Provided material
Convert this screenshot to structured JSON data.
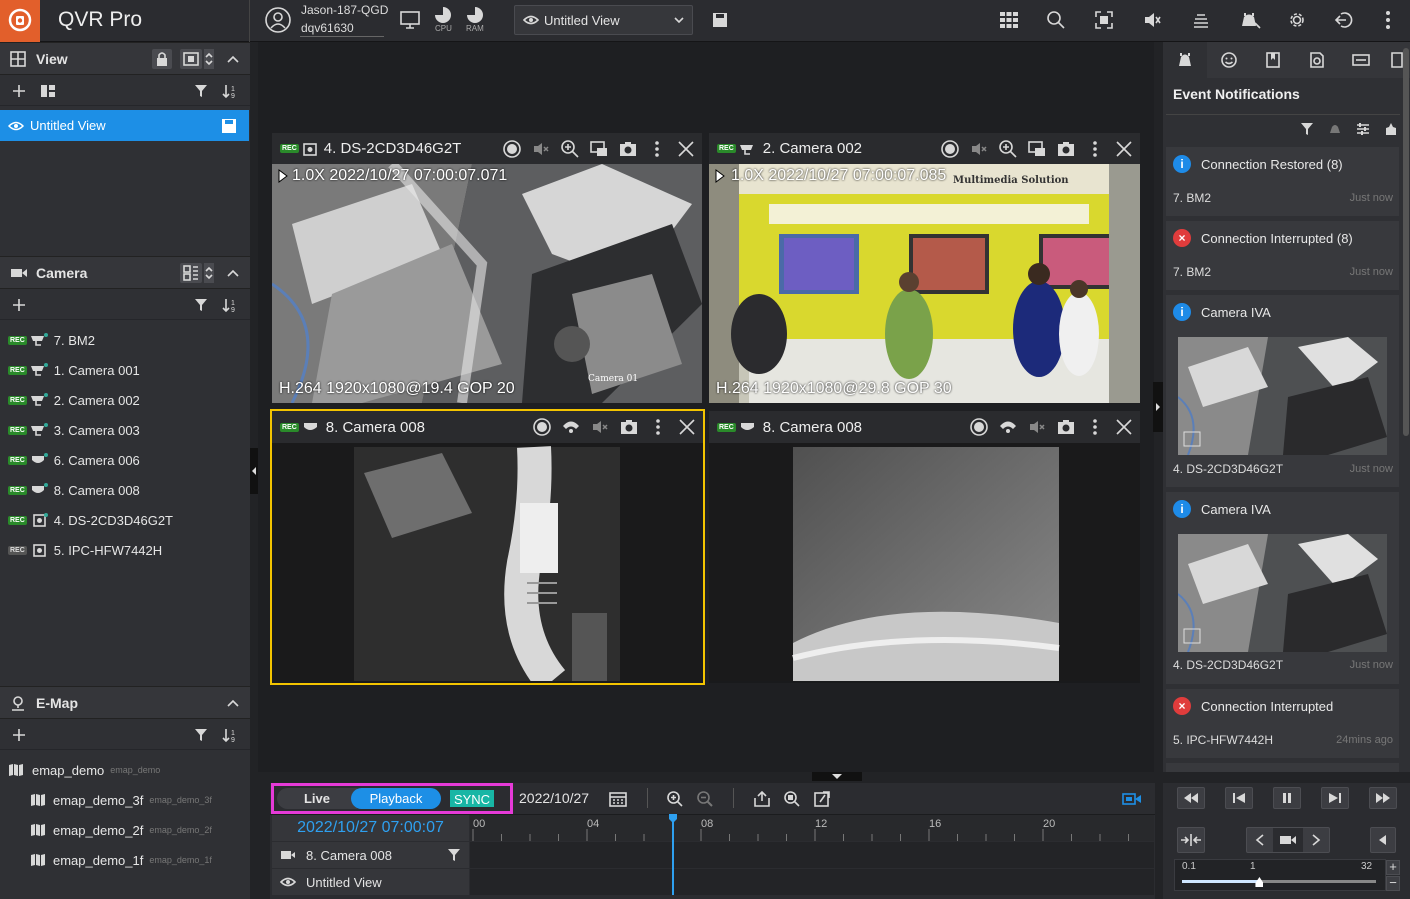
{
  "app": {
    "title": "QVR Pro"
  },
  "topbar": {
    "user_name": "Jason-187-QGD",
    "user_host": "dqv61630",
    "cpu_label": "CPU",
    "ram_label": "RAM",
    "view_select": "Untitled View"
  },
  "left": {
    "view_section": {
      "title": "View",
      "items": [
        {
          "label": "Untitled View"
        }
      ]
    },
    "camera_section": {
      "title": "Camera",
      "items": [
        {
          "label": "7. BM2",
          "rec": "REC"
        },
        {
          "label": "1. Camera 001",
          "rec": "REC"
        },
        {
          "label": "2. Camera 002",
          "rec": "REC"
        },
        {
          "label": "3. Camera 003",
          "rec": "REC"
        },
        {
          "label": "6. Camera 006",
          "rec": "REC"
        },
        {
          "label": "8. Camera 008",
          "rec": "REC"
        },
        {
          "label": "4. DS-2CD3D46G2T",
          "rec": "REC"
        },
        {
          "label": "5. IPC-HFW7442H",
          "rec": "REC"
        }
      ]
    },
    "emap_section": {
      "title": "E-Map",
      "items": [
        {
          "label": "emap_demo",
          "sub": "emap_demo"
        },
        {
          "label": "emap_demo_3f",
          "sub": "emap_demo_3f"
        },
        {
          "label": "emap_demo_2f",
          "sub": "emap_demo_2f"
        },
        {
          "label": "emap_demo_1f",
          "sub": "emap_demo_1f"
        }
      ]
    }
  },
  "tiles": [
    {
      "title": "4. DS-2CD3D46G2T",
      "rec": "REC",
      "overlay_top": "1.0X  2022/10/27 07:00:07.071",
      "overlay_bottom": "H.264 1920x1080@19.4  GOP 20",
      "stamp": "Camera 01"
    },
    {
      "title": "2. Camera 002",
      "rec": "REC",
      "overlay_top": "1.0X  2022/10/27 07:00:07.085",
      "overlay_bottom": "H.264 1920x1080@29.8  GOP 30",
      "sign": "Multimedia Solution"
    },
    {
      "title": "8. Camera 008",
      "rec": "REC"
    },
    {
      "title": "8. Camera 008",
      "rec": "REC"
    }
  ],
  "right": {
    "title": "Event Notifications",
    "notifications": [
      {
        "title": "Connection Restored (8)",
        "source": "7. BM2",
        "time": "Just now",
        "type": "info"
      },
      {
        "title": "Connection Interrupted (8)",
        "source": "7. BM2",
        "time": "Just now",
        "type": "error"
      },
      {
        "title": "Camera IVA",
        "source": "4. DS-2CD3D46G2T",
        "time": "Just now",
        "type": "info"
      },
      {
        "title": "Camera IVA",
        "source": "4. DS-2CD3D46G2T",
        "time": "Just now",
        "type": "info"
      },
      {
        "title": "Connection Interrupted",
        "source": "5. IPC-HFW7442H",
        "time": "24mins ago",
        "type": "error"
      }
    ]
  },
  "timeline": {
    "live_label": "Live",
    "playback_label": "Playback",
    "sync_label": "SYNC",
    "date": "2022/10/27",
    "current_time": "2022/10/27 07:00:07",
    "ticks": [
      "00",
      "04",
      "08",
      "12",
      "16",
      "20"
    ],
    "camera_row": "8. Camera 008",
    "view_row": "Untitled View",
    "cursor_hour": 7.0
  },
  "speed": {
    "min": "0.1",
    "mid": "1",
    "max": "32",
    "value": 1
  }
}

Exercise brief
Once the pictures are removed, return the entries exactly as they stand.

The answer
Convert this screenshot to structured JSON data.
{
  "app": {
    "title": "QVR Pro"
  },
  "topbar": {
    "user_name": "Jason-187-QGD",
    "user_host": "dqv61630",
    "cpu_label": "CPU",
    "ram_label": "RAM",
    "view_select": "Untitled View"
  },
  "left": {
    "view_section": {
      "title": "View",
      "items": [
        {
          "label": "Untitled View"
        }
      ]
    },
    "camera_section": {
      "title": "Camera",
      "items": [
        {
          "label": "7. BM2",
          "rec": "REC"
        },
        {
          "label": "1. Camera 001",
          "rec": "REC"
        },
        {
          "label": "2. Camera 002",
          "rec": "REC"
        },
        {
          "label": "3. Camera 003",
          "rec": "REC"
        },
        {
          "label": "6. Camera 006",
          "rec": "REC"
        },
        {
          "label": "8. Camera 008",
          "rec": "REC"
        },
        {
          "label": "4. DS-2CD3D46G2T",
          "rec": "REC"
        },
        {
          "label": "5. IPC-HFW7442H",
          "rec": "REC"
        }
      ]
    },
    "emap_section": {
      "title": "E-Map",
      "items": [
        {
          "label": "emap_demo",
          "sub": "emap_demo"
        },
        {
          "label": "emap_demo_3f",
          "sub": "emap_demo_3f"
        },
        {
          "label": "emap_demo_2f",
          "sub": "emap_demo_2f"
        },
        {
          "label": "emap_demo_1f",
          "sub": "emap_demo_1f"
        }
      ]
    }
  },
  "tiles": [
    {
      "title": "4. DS-2CD3D46G2T",
      "rec": "REC",
      "overlay_top": "1.0X  2022/10/27 07:00:07.071",
      "overlay_bottom": "H.264 1920x1080@19.4  GOP 20",
      "stamp": "Camera 01"
    },
    {
      "title": "2. Camera 002",
      "rec": "REC",
      "overlay_top": "1.0X  2022/10/27 07:00:07.085",
      "overlay_bottom": "H.264 1920x1080@29.8  GOP 30",
      "sign": "Multimedia Solution"
    },
    {
      "title": "8. Camera 008",
      "rec": "REC"
    },
    {
      "title": "8. Camera 008",
      "rec": "REC"
    }
  ],
  "right": {
    "title": "Event Notifications",
    "notifications": [
      {
        "title": "Connection Restored (8)",
        "source": "7. BM2",
        "time": "Just now",
        "type": "info"
      },
      {
        "title": "Connection Interrupted (8)",
        "source": "7. BM2",
        "time": "Just now",
        "type": "error"
      },
      {
        "title": "Camera IVA",
        "source": "4. DS-2CD3D46G2T",
        "time": "Just now",
        "type": "info"
      },
      {
        "title": "Camera IVA",
        "source": "4. DS-2CD3D46G2T",
        "time": "Just now",
        "type": "info"
      },
      {
        "title": "Connection Interrupted",
        "source": "5. IPC-HFW7442H",
        "time": "24mins ago",
        "type": "error"
      }
    ]
  },
  "timeline": {
    "live_label": "Live",
    "playback_label": "Playback",
    "sync_label": "SYNC",
    "date": "2022/10/27",
    "current_time": "2022/10/27 07:00:07",
    "ticks": [
      "00",
      "04",
      "08",
      "12",
      "16",
      "20"
    ],
    "camera_row": "8. Camera 008",
    "view_row": "Untitled View",
    "cursor_hour": 7.0
  },
  "speed": {
    "min": "0.1",
    "mid": "1",
    "max": "32",
    "value": 1
  }
}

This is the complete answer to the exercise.